Versus 15 years ago this month, just the Top 25 vs. the Top 25: 13%
YEAR TO DATE: $73.51 million, -3% vs. 2013
ALL TRADE PAPERBACK SALES
October 2014 versus one year ago this month: +12.9%
YEAR TO DATE: +5.31%
October 2014: $40.76 million
Versus 1 year ago this month: +9%
Versus 5 years ago this month: +36%
Versus 10 years ago this month, counting just the Top 100 TPBs: +60%
Versus 15 years ago this month, counting just the Top 25 TPBs: +98%
YEAR TO DATE: $335.88 million, unchanged vs. 2013
ALL COMICS AND TRADE PAPERBACK SALES
October 2014 versus one year ago this month: +11.46%
YEAR TO DATE: +4.15%
October 2014: approximately $56.09 million (subject to revision)
Versus 1 year ago this month: +11%
Versus 5 years ago this month: +64%
Versus 10 years ago this month: +101%
YEAR TO DATE: $451.19 million, +4% vs. 2013
New comic books released: 590
New graphic novels released: 374
New magazines released: 55
All new releases: 1,019
The average comic book in the Top 300 cost $3.75; the average comic book retailers ordered cost $3.80. The median and most common price for comics offered was $3.99. Click to see comics prices across time.
As mentioned Friday, Comichron projects the comic shop market will complete the year with orders totaling around $535-540 million; the smaller figure is reached if November and December are completely flat, the larger if sales are up 5%. Either one would bring the year-to-year increase to around 4%, the smallest year-to-year gain of the three up years. “Gravy Day” — the point after which any new sales are an increase over last year’s sum — should fall in the second week of December this year.

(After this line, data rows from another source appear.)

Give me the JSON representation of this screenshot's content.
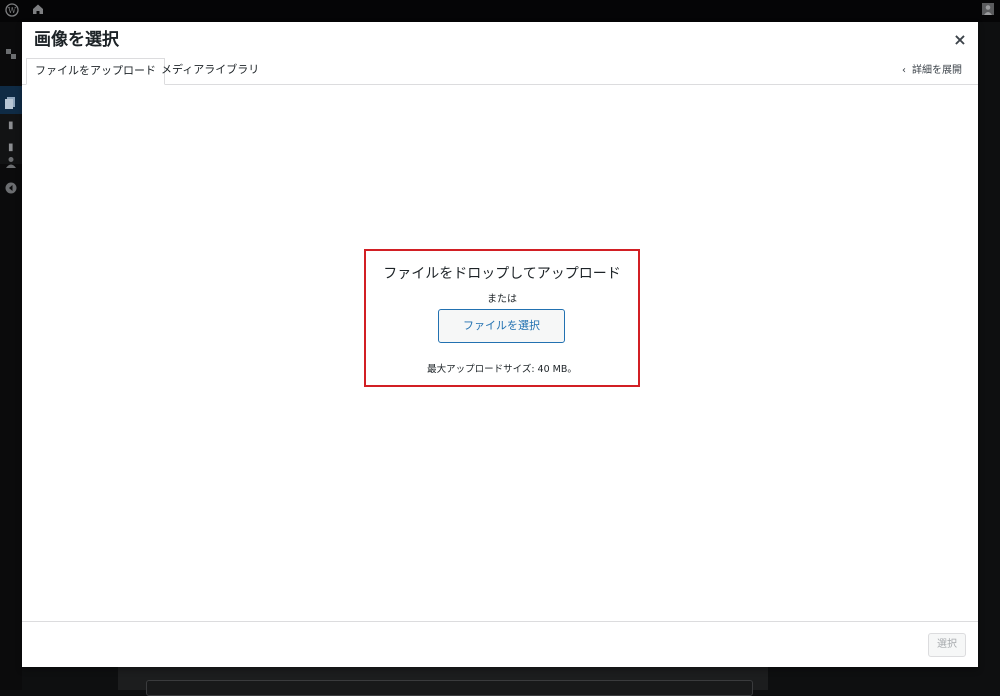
{
  "modal": {
    "title": "画像を選択",
    "close_label": "×",
    "tabs": [
      {
        "label": "ファイルをアップロード",
        "active": true
      },
      {
        "label": "メディアライブラリ",
        "active": false
      }
    ],
    "expand_link": "詳細を展開",
    "upload": {
      "drop_text": "ファイルをドロップしてアップロード",
      "or_text": "または",
      "select_file_label": "ファイルを選択",
      "max_size": "最大アップロードサイズ: 40 MB。"
    },
    "footer": {
      "select_label": "選択"
    }
  },
  "icons": {
    "wordpress": "wordpress-logo-icon",
    "home": "home-icon",
    "user": "user-icon",
    "collapse": "collapse-icon",
    "pages": "pages-icon",
    "plugin": "plugin-icon",
    "chevron": "chevron-left-icon",
    "close": "close-icon"
  },
  "colors": {
    "accent": "#2271b1",
    "highlight_border": "#d21f24"
  }
}
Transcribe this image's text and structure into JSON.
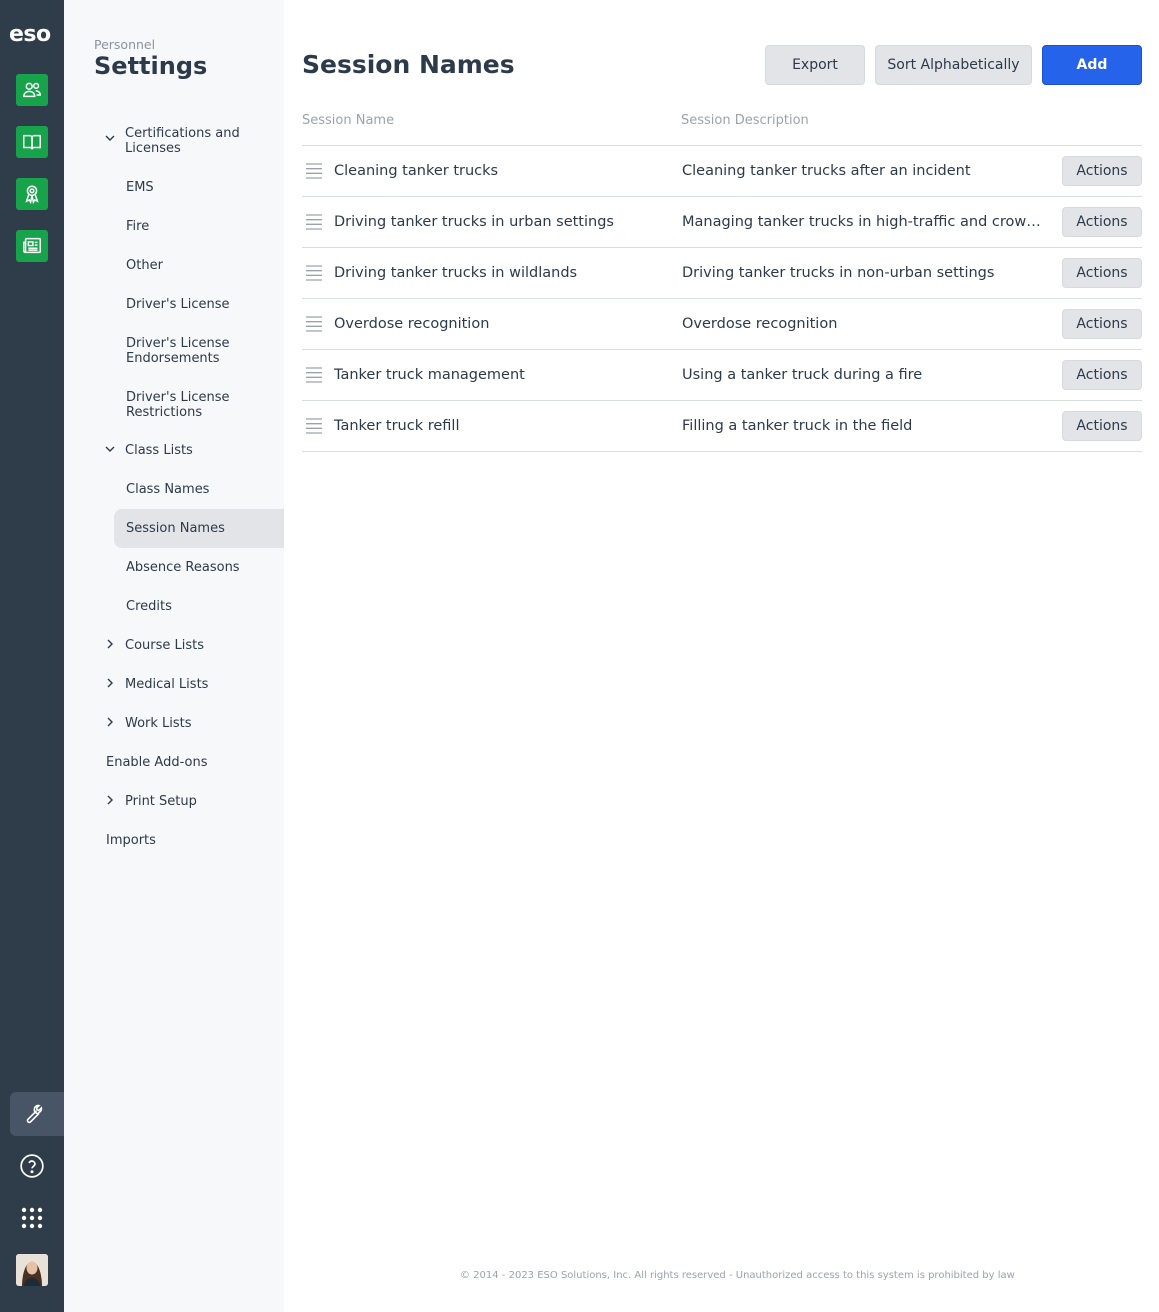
{
  "rail": {
    "logo": "eso",
    "apps": [
      {
        "icon": "people-icon"
      },
      {
        "icon": "book-icon"
      },
      {
        "icon": "award-ribbon-icon"
      },
      {
        "icon": "newspaper-icon"
      }
    ],
    "bottom": [
      {
        "icon": "wrench-icon",
        "active": true
      },
      {
        "icon": "help-circle-icon"
      },
      {
        "icon": "apps-grid-icon"
      },
      {
        "icon": "user-avatar"
      }
    ],
    "accent": "#16a34a",
    "background": "#2f3c4a"
  },
  "settings_nav": {
    "overline": "Personnel",
    "title": "Settings",
    "items": {
      "certifications": "Certifications and Licenses",
      "ems": "EMS",
      "fire": "Fire",
      "other": "Other",
      "drivers_license": "Driver's License",
      "drivers_license_endorsements": "Driver's License Endorsements",
      "drivers_license_restrictions": "Driver's License Restrictions",
      "class_lists": "Class Lists",
      "class_names": "Class Names",
      "session_names": "Session Names",
      "absence_reasons": "Absence Reasons",
      "credits": "Credits",
      "course_lists": "Course Lists",
      "medical_lists": "Medical Lists",
      "work_lists": "Work Lists",
      "enable_addons": "Enable Add-ons",
      "print_setup": "Print Setup",
      "imports": "Imports"
    }
  },
  "main": {
    "title": "Session Names",
    "buttons": {
      "export": "Export",
      "sort": "Sort Alphabetically",
      "add": "Add"
    },
    "columns": {
      "name": "Session Name",
      "description": "Session Description"
    },
    "actions_label": "Actions",
    "rows": [
      {
        "name": "Cleaning tanker trucks",
        "description": "Cleaning tanker trucks after an incident"
      },
      {
        "name": "Driving tanker trucks in urban settings",
        "description": "Managing tanker trucks in high-traffic and crowded areas"
      },
      {
        "name": "Driving tanker trucks in wildlands",
        "description": "Driving tanker trucks in non-urban settings"
      },
      {
        "name": "Overdose recognition",
        "description": "Overdose recognition"
      },
      {
        "name": "Tanker truck management",
        "description": "Using a tanker truck during a fire"
      },
      {
        "name": "Tanker truck refill",
        "description": "Filling a tanker truck in the field"
      }
    ],
    "primary_color": "#2563eb"
  },
  "footer": "© 2014 - 2023 ESO Solutions, Inc. All rights reserved - Unauthorized access to this system is prohibited by law"
}
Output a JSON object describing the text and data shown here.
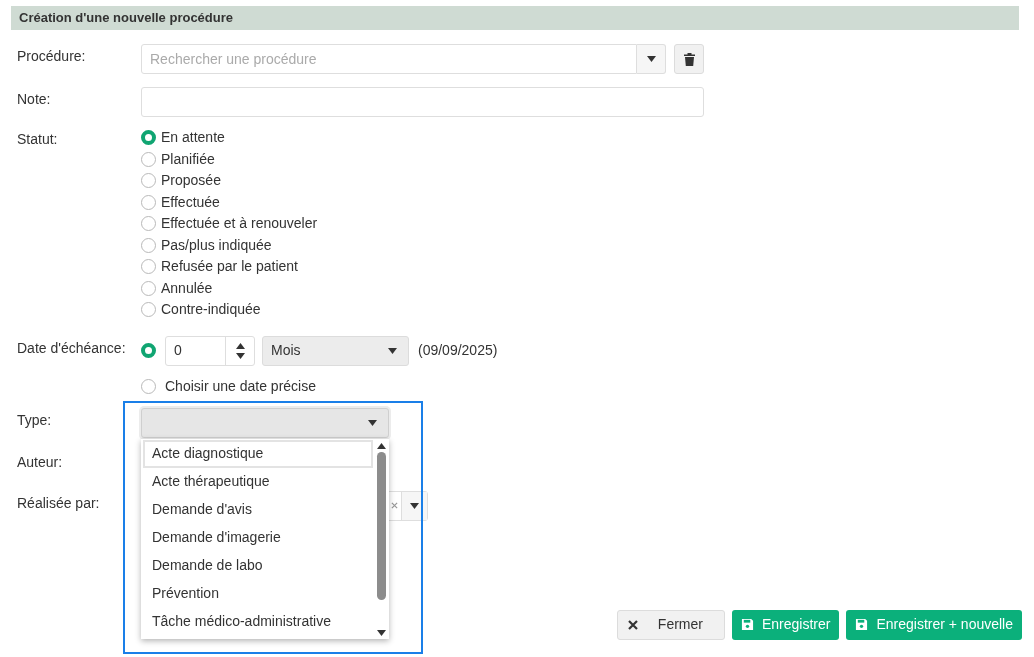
{
  "header": {
    "title": "Création d'une nouvelle procédure"
  },
  "procedure": {
    "label": "Procédure:",
    "placeholder": "Rechercher une procédure"
  },
  "note": {
    "label": "Note:"
  },
  "status": {
    "label": "Statut:",
    "options": [
      {
        "label": "En attente",
        "selected": true
      },
      {
        "label": "Planifiée",
        "selected": false
      },
      {
        "label": "Proposée",
        "selected": false
      },
      {
        "label": "Effectuée",
        "selected": false
      },
      {
        "label": "Effectuée et à renouveler",
        "selected": false
      },
      {
        "label": "Pas/plus indiquée",
        "selected": false
      },
      {
        "label": "Refusée par le patient",
        "selected": false
      },
      {
        "label": "Annulée",
        "selected": false
      },
      {
        "label": "Contre-indiquée",
        "selected": false
      }
    ]
  },
  "due_date": {
    "label": "Date d'échéance:",
    "options": [
      {
        "kind": "relative",
        "selected": true,
        "value": "0",
        "unit": "Mois",
        "computed": "(09/09/2025)"
      },
      {
        "kind": "precise",
        "selected": false,
        "label": "Choisir une date précise"
      }
    ]
  },
  "type": {
    "label": "Type:",
    "expanded": true,
    "options": [
      {
        "label": "Acte diagnostique",
        "highlighted": true
      },
      {
        "label": "Acte thérapeutique",
        "highlighted": false
      },
      {
        "label": "Demande d'avis",
        "highlighted": false
      },
      {
        "label": "Demande d'imagerie",
        "highlighted": false
      },
      {
        "label": "Demande de labo",
        "highlighted": false
      },
      {
        "label": "Prévention",
        "highlighted": false
      },
      {
        "label": "Tâche médico-administrative",
        "highlighted": false
      }
    ]
  },
  "author": {
    "label": "Auteur:"
  },
  "performed_by": {
    "label": "Réalisée par:"
  },
  "buttons": [
    {
      "kind": "close",
      "label": "Fermer"
    },
    {
      "kind": "save",
      "label": "Enregistrer"
    },
    {
      "kind": "save_new",
      "label": "Enregistrer + nouvelle"
    }
  ]
}
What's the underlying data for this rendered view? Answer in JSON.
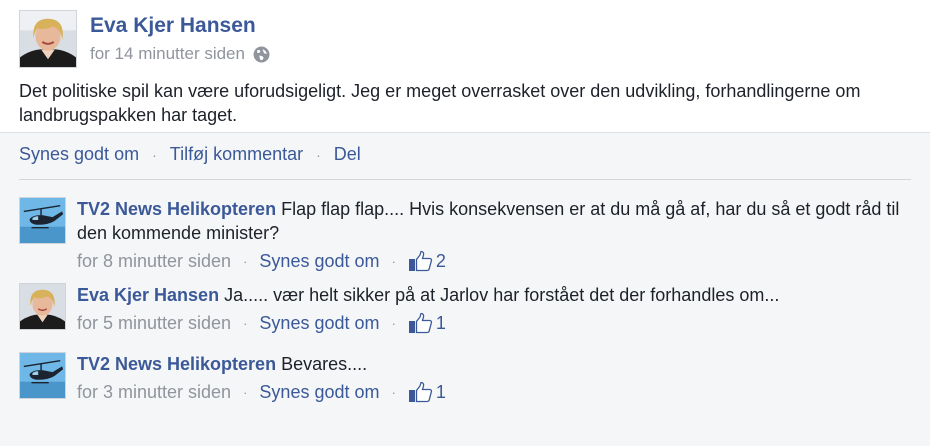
{
  "post": {
    "author": "Eva Kjer Hansen",
    "time": "for 14 minutter siden",
    "privacy_icon": "globe-icon",
    "text": "Det politiske spil kan være uforudsigeligt. Jeg er meget overrasket over den udvikling, forhandlingerne om landbrugspakken har taget."
  },
  "actions": {
    "like": "Synes godt om",
    "comment": "Tilføj kommentar",
    "share": "Del",
    "separator": "·"
  },
  "comments": [
    {
      "author": "TV2 News Helikopteren",
      "text": "Flap flap flap....  Hvis konsekvensen er at du må gå af, har du så et godt råd til den kommende minister?",
      "time": "for 8 minutter siden",
      "like_label": "Synes godt om",
      "likes": "2",
      "avatar": "helicopter"
    },
    {
      "author": "Eva Kjer Hansen",
      "text": "Ja..... vær helt sikker på at Jarlov har forstået det der forhandles om...",
      "time": "for 5 minutter siden",
      "like_label": "Synes godt om",
      "likes": "1",
      "avatar": "person"
    },
    {
      "author": "TV2 News Helikopteren",
      "text": "Bevares....",
      "time": "for 3 minutter siden",
      "like_label": "Synes godt om",
      "likes": "1",
      "avatar": "helicopter"
    }
  ],
  "colors": {
    "link": "#3b5998",
    "meta": "#90949c",
    "text": "#1d2129",
    "background": "#f5f6f7"
  }
}
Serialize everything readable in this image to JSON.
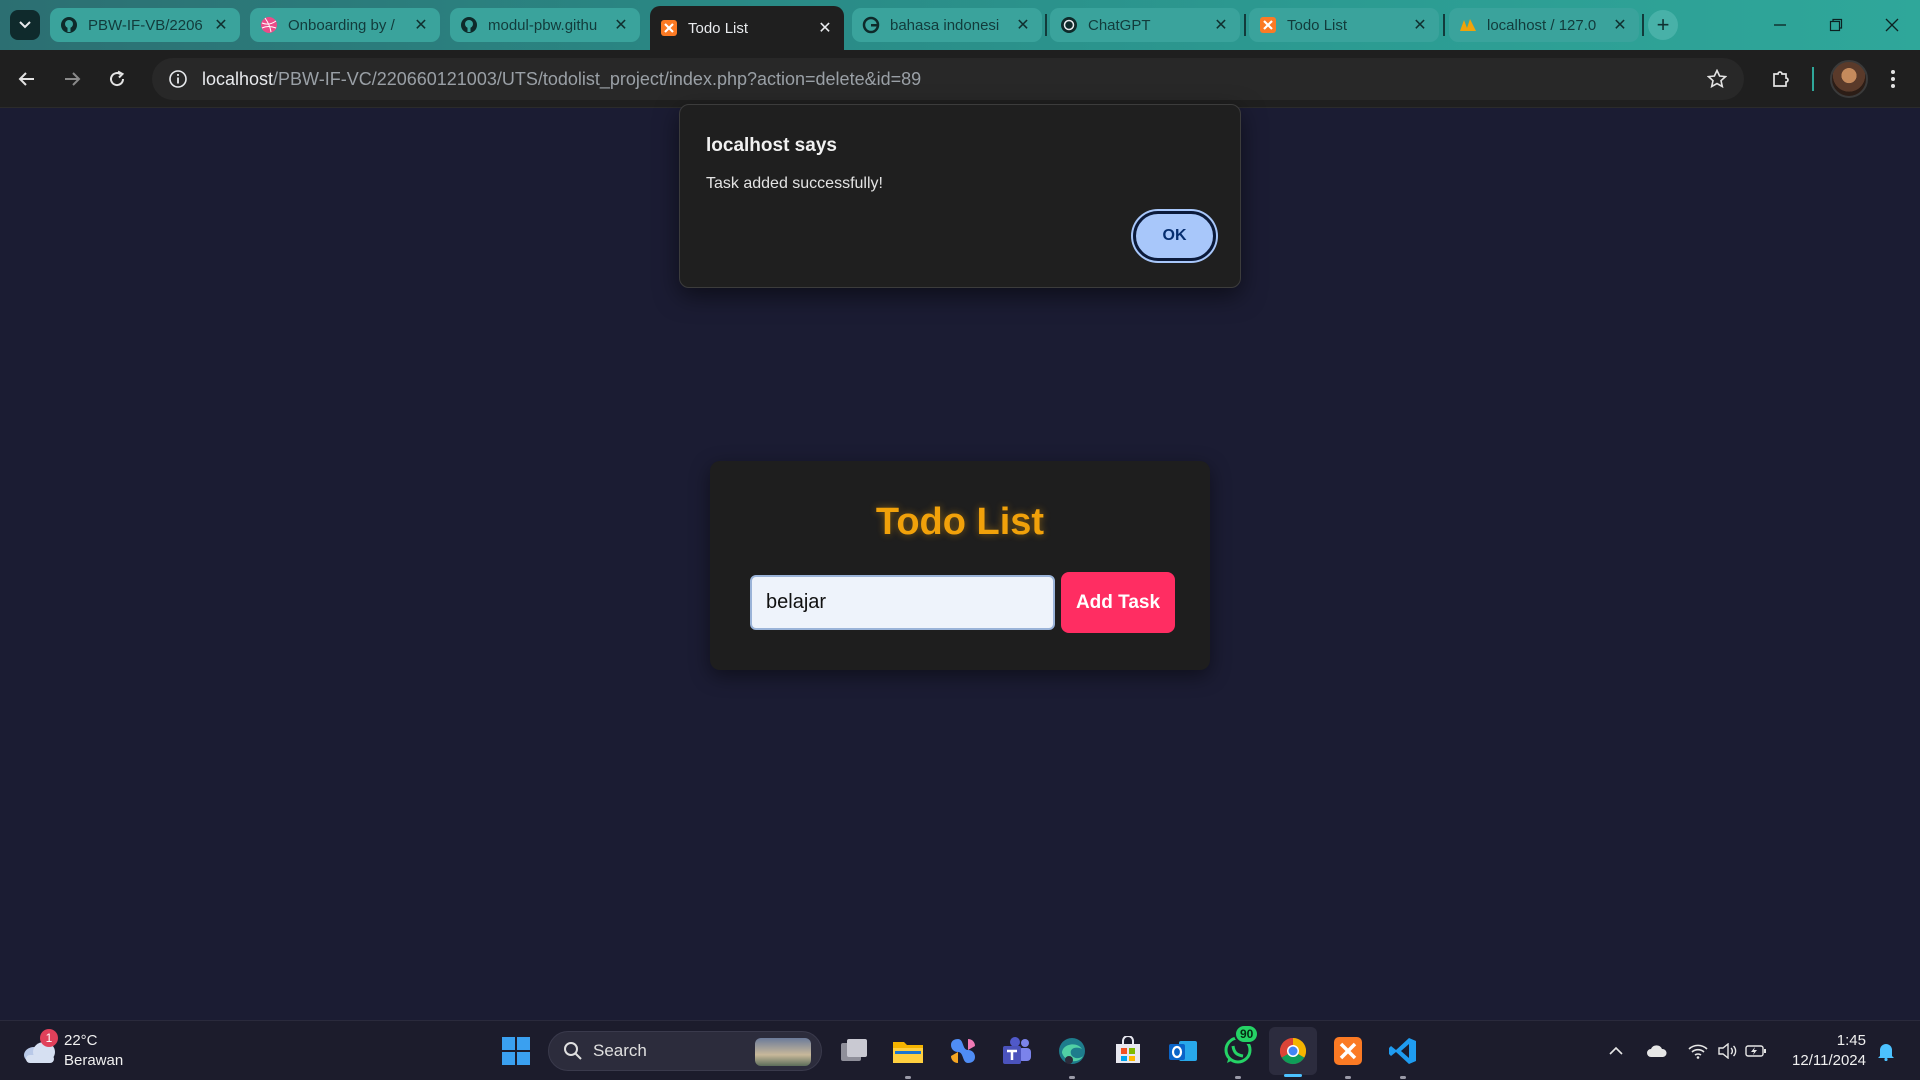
{
  "browser": {
    "tabs": [
      {
        "title": "PBW-IF-VB/2206",
        "icon": "github-icon",
        "active": false
      },
      {
        "title": "Onboarding by /",
        "icon": "dribbble-icon",
        "active": false
      },
      {
        "title": "modul-pbw.githu",
        "icon": "github-icon",
        "active": false
      },
      {
        "title": "Todo List",
        "icon": "xampp-icon",
        "active": true
      },
      {
        "title": "bahasa indonesi",
        "icon": "google-icon",
        "active": false
      },
      {
        "title": "ChatGPT",
        "icon": "chatgpt-icon",
        "active": false
      },
      {
        "title": "Todo List",
        "icon": "xampp-icon",
        "active": false
      },
      {
        "title": "localhost / 127.0",
        "icon": "phpmyadmin-icon",
        "active": false
      }
    ],
    "close_glyph": "✕",
    "new_tab_glyph": "+",
    "url_host": "localhost",
    "url_rest": "/PBW-IF-VC/220660121003/UTS/todolist_project/index.php?action=delete&id=89"
  },
  "alert": {
    "title": "localhost says",
    "message": "Task added successfully!",
    "ok_label": "OK"
  },
  "todo": {
    "title": "Todo List",
    "input_value": "belajar",
    "add_label": "Add Task",
    "title_color": "#f1a10a",
    "button_color": "#ff2d62"
  },
  "taskbar": {
    "weather_temp": "22°C",
    "weather_desc": "Berawan",
    "weather_badge": "1",
    "search_label": "Search",
    "whatsapp_badge": "90",
    "time": "1:45",
    "date": "12/11/2024"
  }
}
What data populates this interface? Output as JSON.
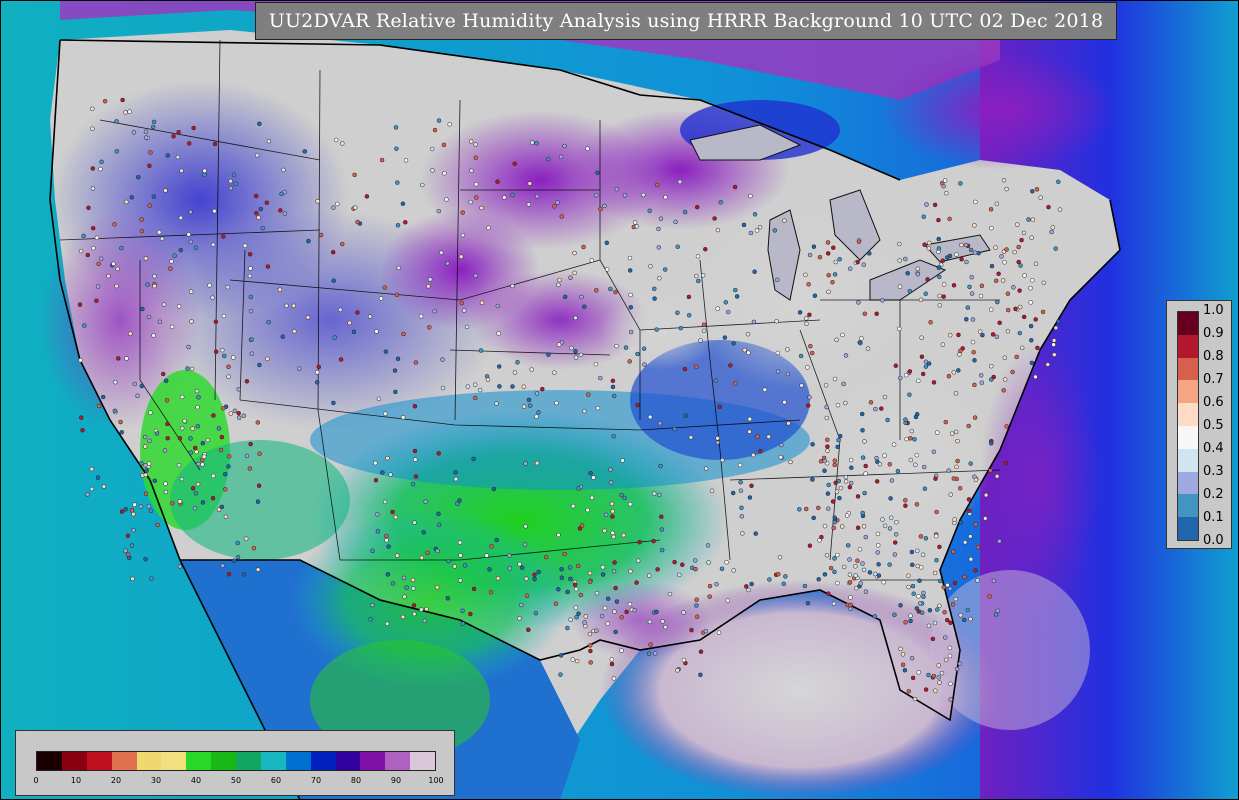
{
  "title": "UU2DVAR Relative Humidity Analysis using HRRR Background 10 UTC 02 Dec 2018",
  "obs_legend": {
    "labels": [
      "1.0",
      "0.9",
      "0.8",
      "0.7",
      "0.6",
      "0.5",
      "0.4",
      "0.3",
      "0.2",
      "0.1",
      "0.0"
    ],
    "colors": [
      "#67001f",
      "#b2182b",
      "#d6604d",
      "#f4a582",
      "#fddbc7",
      "#f7f7f7",
      "#d1e5f0",
      "#9fa8e0",
      "#4393c3",
      "#2166ac",
      "#053061"
    ]
  },
  "rh_legend": {
    "ticks": [
      "0",
      "10",
      "20",
      "30",
      "40",
      "50",
      "60",
      "70",
      "80",
      "90",
      "100"
    ],
    "colors": [
      "#1a0000",
      "#8a0010",
      "#c01020",
      "#e07050",
      "#f0d870",
      "#f0e080",
      "#28d828",
      "#18b818",
      "#10a860",
      "#18b8c0",
      "#0070d0",
      "#0020c0",
      "#3000a0",
      "#8010a8",
      "#b060c0",
      "#d8c8d8"
    ]
  }
}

That’s it for October’s report. I’ll be speaking about the comics market in panels this weekend atAtomacon in N. Charleston, S. Carolina, and the weekend of Nov. 21-23 at Memphis Comic and Fantasy Con. Hope to see you there — and wherever you are, you can find your local comic shop here.
John Jackson Miller has tracked the comics industry for more than 20 years, including a decade editing the industry’s retail trade magazine; he is the author of several guides to comics, as well as more than a hundred comic books for various franchises. He is the author of several bestselling novels including Star Wars: Kenobi and the recently released Star Wars: A New Dawn. Visit his fiction site athttp://www.farawaypress.com. And be sure to follow Comichron on Twitter and Facebook!